What are you still trying to prove to yourself?

I know some of this sounds cheesy, but this is still my baby and still something I’m trying to prove to myself that I can do, and that I can make it happen and I can make this a business. I’m really uncomfortable in the creative realm of all of this, but now I’m learning there’s a whole business side I have to really confront and embrace. Proving to myself that I can really flourish on the business end is it.

Imperfections are lovable.

Koreen Odiney

I have one more question, but it’s not from the game. Because your whole concept was birthed from a place of heartbreak following your first love, how has your view on love changed from 16-year-old you, talking to strangers about their heartbreaks, to now that you’ve turned it into your passion and work?

Oh my God, that can make me cry. That’s such a good question. I would say…oh my God, my view of love…First, I’m in my first healthy relationship, and I’ve never experienced something like this before, where I don’t feel like I have to be a perfect facade. I don’t feel like I have to put a mask on. I don’t feel like my weird parts of me are not lovable. I’ve learned that imperfections are lovable. I didn’t know that then. I think my perception of love [now] is that it can be easy, you know? It can feel easy. That’s the short answer. 

I would tell my 16-year-old self to embrace the heartbreak ‘cause it’s going to give richness to the rest of your life. It’s going to give you a perspective that will make you appreciate everything. It’s really inspired me to this day, the different heartbreaks and relationships that I’ve had with people. All of it has shaped my creativity, and I feel like I was really able to use the pain and channel that into art. And, that’s what makes it real. It’s really been a journey of pain, heartbreak, and Bob Dylan songs [laughs], and all this stuff that helped me understand myself in that way allowed me to understand others better.

Love is great and it feels good, but it’s also a gift you give someone, a way you show up for someone, the acceptance of someone, the listening you give to someone, and all these things you can provide to make someone feel loved.

Koreen Odiney

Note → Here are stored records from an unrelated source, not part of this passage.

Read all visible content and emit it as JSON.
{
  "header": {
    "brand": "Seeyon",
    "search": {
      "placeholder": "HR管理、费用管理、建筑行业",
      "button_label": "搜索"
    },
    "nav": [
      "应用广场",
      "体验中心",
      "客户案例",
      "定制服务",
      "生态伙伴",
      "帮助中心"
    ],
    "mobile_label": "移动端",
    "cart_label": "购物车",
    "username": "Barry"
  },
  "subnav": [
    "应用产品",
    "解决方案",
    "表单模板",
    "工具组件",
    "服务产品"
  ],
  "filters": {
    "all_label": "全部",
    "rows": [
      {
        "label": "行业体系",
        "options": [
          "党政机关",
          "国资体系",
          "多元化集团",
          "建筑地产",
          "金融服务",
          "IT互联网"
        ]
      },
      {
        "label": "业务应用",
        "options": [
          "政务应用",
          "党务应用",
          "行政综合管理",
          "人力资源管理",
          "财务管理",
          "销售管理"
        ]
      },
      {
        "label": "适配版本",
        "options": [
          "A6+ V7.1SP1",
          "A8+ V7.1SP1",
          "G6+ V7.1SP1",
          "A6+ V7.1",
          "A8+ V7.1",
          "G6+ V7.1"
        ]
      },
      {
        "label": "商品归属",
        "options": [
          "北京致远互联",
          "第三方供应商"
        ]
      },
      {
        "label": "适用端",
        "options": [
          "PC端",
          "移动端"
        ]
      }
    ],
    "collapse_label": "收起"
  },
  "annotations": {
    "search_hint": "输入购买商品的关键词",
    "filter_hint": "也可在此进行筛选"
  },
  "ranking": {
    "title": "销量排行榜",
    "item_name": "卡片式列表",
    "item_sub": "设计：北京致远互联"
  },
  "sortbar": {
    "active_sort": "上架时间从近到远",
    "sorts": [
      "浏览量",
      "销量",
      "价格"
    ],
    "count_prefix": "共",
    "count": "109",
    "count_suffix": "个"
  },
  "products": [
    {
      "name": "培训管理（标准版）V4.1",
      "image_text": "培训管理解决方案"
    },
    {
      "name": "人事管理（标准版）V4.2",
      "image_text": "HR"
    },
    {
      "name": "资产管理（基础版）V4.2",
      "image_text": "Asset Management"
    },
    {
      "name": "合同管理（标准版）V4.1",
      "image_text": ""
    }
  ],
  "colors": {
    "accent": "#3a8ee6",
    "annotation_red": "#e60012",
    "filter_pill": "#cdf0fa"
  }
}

Also, I think another thing that happened to me right before I met him [my boyfriend] was a shift in my thinking. Before, I felt like, what can I get out of love? What can love give me, whether it be validation or whatever? It was like validation that I’m good enough, for example. It shifted to not only what can I get out of love, but what can I provide with my love? What do I have to give our relationship? I feel like that’s been a really important mind shift that happened for me as I got older, and it makes me understand that love is great and it feels good, but it’s also a gift you give someone, a way you show up for someone, the acceptance of someone, the listening you give to someone, and all these things you can provide to make someone feel loved. And, that’s just as important.